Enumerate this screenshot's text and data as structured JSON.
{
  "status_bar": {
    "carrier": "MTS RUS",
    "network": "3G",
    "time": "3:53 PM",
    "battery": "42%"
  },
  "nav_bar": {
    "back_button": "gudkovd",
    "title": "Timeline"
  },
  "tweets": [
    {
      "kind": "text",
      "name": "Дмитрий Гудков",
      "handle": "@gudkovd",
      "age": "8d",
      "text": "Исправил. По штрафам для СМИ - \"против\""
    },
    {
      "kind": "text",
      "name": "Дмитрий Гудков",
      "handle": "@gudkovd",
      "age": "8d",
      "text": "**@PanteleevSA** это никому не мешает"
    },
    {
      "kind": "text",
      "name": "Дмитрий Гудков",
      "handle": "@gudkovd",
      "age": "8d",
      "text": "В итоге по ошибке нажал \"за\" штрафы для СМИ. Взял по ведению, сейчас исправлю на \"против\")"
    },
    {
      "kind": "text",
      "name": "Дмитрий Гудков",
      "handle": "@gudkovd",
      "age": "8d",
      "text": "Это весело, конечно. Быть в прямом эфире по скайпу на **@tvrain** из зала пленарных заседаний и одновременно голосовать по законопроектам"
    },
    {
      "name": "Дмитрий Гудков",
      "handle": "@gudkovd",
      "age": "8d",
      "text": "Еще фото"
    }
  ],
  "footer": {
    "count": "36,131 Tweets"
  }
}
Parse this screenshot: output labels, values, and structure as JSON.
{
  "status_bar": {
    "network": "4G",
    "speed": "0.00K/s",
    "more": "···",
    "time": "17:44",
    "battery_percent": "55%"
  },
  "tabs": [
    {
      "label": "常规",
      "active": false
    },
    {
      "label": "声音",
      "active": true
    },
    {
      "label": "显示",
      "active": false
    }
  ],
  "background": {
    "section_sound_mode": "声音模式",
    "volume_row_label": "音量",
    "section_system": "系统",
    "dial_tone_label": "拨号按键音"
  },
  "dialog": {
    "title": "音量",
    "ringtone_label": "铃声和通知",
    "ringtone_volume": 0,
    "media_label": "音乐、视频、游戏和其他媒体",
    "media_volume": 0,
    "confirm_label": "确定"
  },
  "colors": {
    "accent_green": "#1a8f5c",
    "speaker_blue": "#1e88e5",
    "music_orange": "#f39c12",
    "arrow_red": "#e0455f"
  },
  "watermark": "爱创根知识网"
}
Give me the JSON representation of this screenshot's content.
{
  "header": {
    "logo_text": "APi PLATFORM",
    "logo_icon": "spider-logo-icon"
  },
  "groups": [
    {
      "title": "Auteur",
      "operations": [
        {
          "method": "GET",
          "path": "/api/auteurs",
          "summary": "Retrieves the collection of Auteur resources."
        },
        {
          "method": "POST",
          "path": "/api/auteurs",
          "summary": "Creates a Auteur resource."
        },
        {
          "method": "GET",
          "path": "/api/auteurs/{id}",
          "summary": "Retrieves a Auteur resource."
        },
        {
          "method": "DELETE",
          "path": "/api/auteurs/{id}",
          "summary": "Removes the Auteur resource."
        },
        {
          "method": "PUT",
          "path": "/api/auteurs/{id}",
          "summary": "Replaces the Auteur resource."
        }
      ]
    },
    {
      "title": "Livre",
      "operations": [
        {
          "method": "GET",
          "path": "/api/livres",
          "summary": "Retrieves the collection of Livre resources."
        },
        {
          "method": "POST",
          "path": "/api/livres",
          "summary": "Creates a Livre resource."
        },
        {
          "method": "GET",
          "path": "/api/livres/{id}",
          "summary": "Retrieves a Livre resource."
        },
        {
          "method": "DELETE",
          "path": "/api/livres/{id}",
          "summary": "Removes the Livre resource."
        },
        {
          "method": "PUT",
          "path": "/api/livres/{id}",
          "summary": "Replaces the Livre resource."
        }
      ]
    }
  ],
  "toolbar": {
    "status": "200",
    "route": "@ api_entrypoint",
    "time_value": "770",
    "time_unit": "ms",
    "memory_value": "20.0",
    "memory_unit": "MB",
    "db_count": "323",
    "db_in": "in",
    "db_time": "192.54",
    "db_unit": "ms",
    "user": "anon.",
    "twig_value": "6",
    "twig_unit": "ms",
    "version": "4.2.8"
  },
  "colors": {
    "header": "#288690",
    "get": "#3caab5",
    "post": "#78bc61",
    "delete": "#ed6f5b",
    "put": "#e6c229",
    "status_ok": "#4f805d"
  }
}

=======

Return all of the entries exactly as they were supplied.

• Answer area
Enumerate this screenshot's text and data as structured JSON.
{
  "status_bar": {
    "carrier": "MTS RUS",
    "network": "3G",
    "time": "3:53 PM",
    "battery": "42%"
  },
  "nav_bar": {
    "back_button": "gudkovd",
    "title": "Timeline"
  },
  "tweets": [
    {
      "kind": "text",
      "name": "Дмитрий Гудков",
      "handle": "@gudkovd",
      "age": "8d",
      "text": "Исправил. По штрафам для СМИ - \"против\""
    },
    {
      "kind": "text",
      "name": "Дмитрий Гудков",
      "handle": "@gudkovd",
      "age": "8d",
      "text": "**@PanteleevSA** это никому не мешает"
    },
    {
      "kind": "text",
      "name": "Дмитрий Гудков",
      "handle": "@gudkovd",
      "age": "8d",
      "text": "В итоге по ошибке нажал \"за\" штрафы для СМИ. Взял по ведению, сейчас исправлю на \"против\")"
    },
    {
      "kind": "text",
      "name": "Дмитрий Гудков",
      "handle": "@gudkovd",
      "age": "8d",
      "text": "Это весело, конечно. Быть в прямом эфире по скайпу на **@tvrain** из зала пленарных заседаний и одновременно голосовать по законопроектам"
    },
    {
      "name": "Дмитрий Гудков",
      "handle": "@gudkovd",
      "age": "8d",
      "text": "Еще фото"
    }
  ],
  "footer": {
    "count": "36,131 Tweets"
  }
}
Parse this screenshot: output labels, values, and structure as JSON.
{
  "status_bar": {
    "network": "4G",
    "speed": "0.00K/s",
    "more": "···",
    "time": "17:44",
    "battery_percent": "55%"
  },
  "tabs": [
    {
      "label": "常规",
      "active": false
    },
    {
      "label": "声音",
      "active": true
    },
    {
      "label": "显示",
      "active": false
    }
  ],
  "background": {
    "section_sound_mode": "声音模式",
    "volume_row_label": "音量",
    "section_system": "系统",
    "dial_tone_label": "拨号按键音"
  },
  "dialog": {
    "title": "音量",
    "ringtone_label": "铃声和通知",
    "ringtone_volume": 0,
    "media_label": "音乐、视频、游戏和其他媒体",
    "media_volume": 0,
    "confirm_label": "确定"
  },
  "colors": {
    "accent_green": "#1a8f5c",
    "speaker_blue": "#1e88e5",
    "music_orange": "#f39c12",
    "arrow_red": "#e0455f"
  },
  "watermark": "爱创根知识网"
}
Give me the JSON representation of this screenshot's content.
{
  "header": {
    "logo_text": "APi PLATFORM",
    "logo_icon": "spider-logo-icon"
  },
  "groups": [
    {
      "title": "Auteur",
      "operations": [
        {
          "method": "GET",
          "path": "/api/auteurs",
          "summary": "Retrieves the collection of Auteur resources."
        },
        {
          "method": "POST",
          "path": "/api/auteurs",
          "summary": "Creates a Auteur resource."
        },
        {
          "method": "GET",
          "path": "/api/auteurs/{id}",
          "summary": "Retrieves a Auteur resource."
        },
        {
          "method": "DELETE",
          "path": "/api/auteurs/{id}",
          "summary": "Removes the Auteur resource."
        },
        {
          "method": "PUT",
          "path": "/api/auteurs/{id}",
          "summary": "Replaces the Auteur resource."
        }
      ]
    },
    {
      "title": "Livre",
      "operations": [
        {
          "method": "GET",
          "path": "/api/livres",
          "summary": "Retrieves the collection of Livre resources."
        },
        {
          "method": "POST",
          "path": "/api/livres",
          "summary": "Creates a Livre resource."
        },
        {
          "method": "GET",
          "path": "/api/livres/{id}",
          "summary": "Retrieves a Livre resource."
        },
        {
          "method": "DELETE",
          "path": "/api/livres/{id}",
          "summary": "Removes the Livre resource."
        },
        {
          "method": "PUT",
          "path": "/api/livres/{id}",
          "summary": "Replaces the Livre resource."
        }
      ]
    }
  ],
  "toolbar": {
    "status": "200",
    "route": "@ api_entrypoint",
    "time_value": "770",
    "time_unit": "ms",
    "memory_value": "20.0",
    "memory_unit": "MB",
    "db_count": "323",
    "db_in": "in",
    "db_time": "192.54",
    "db_unit": "ms",
    "user": "anon.",
    "twig_value": "6",
    "twig_unit": "ms",
    "version": "4.2.8"
  },
  "colors": {
    "header": "#288690",
    "get": "#3caab5",
    "post": "#78bc61",
    "delete": "#ed6f5b",
    "put": "#e6c229",
    "status_ok": "#4f805d"
  }
}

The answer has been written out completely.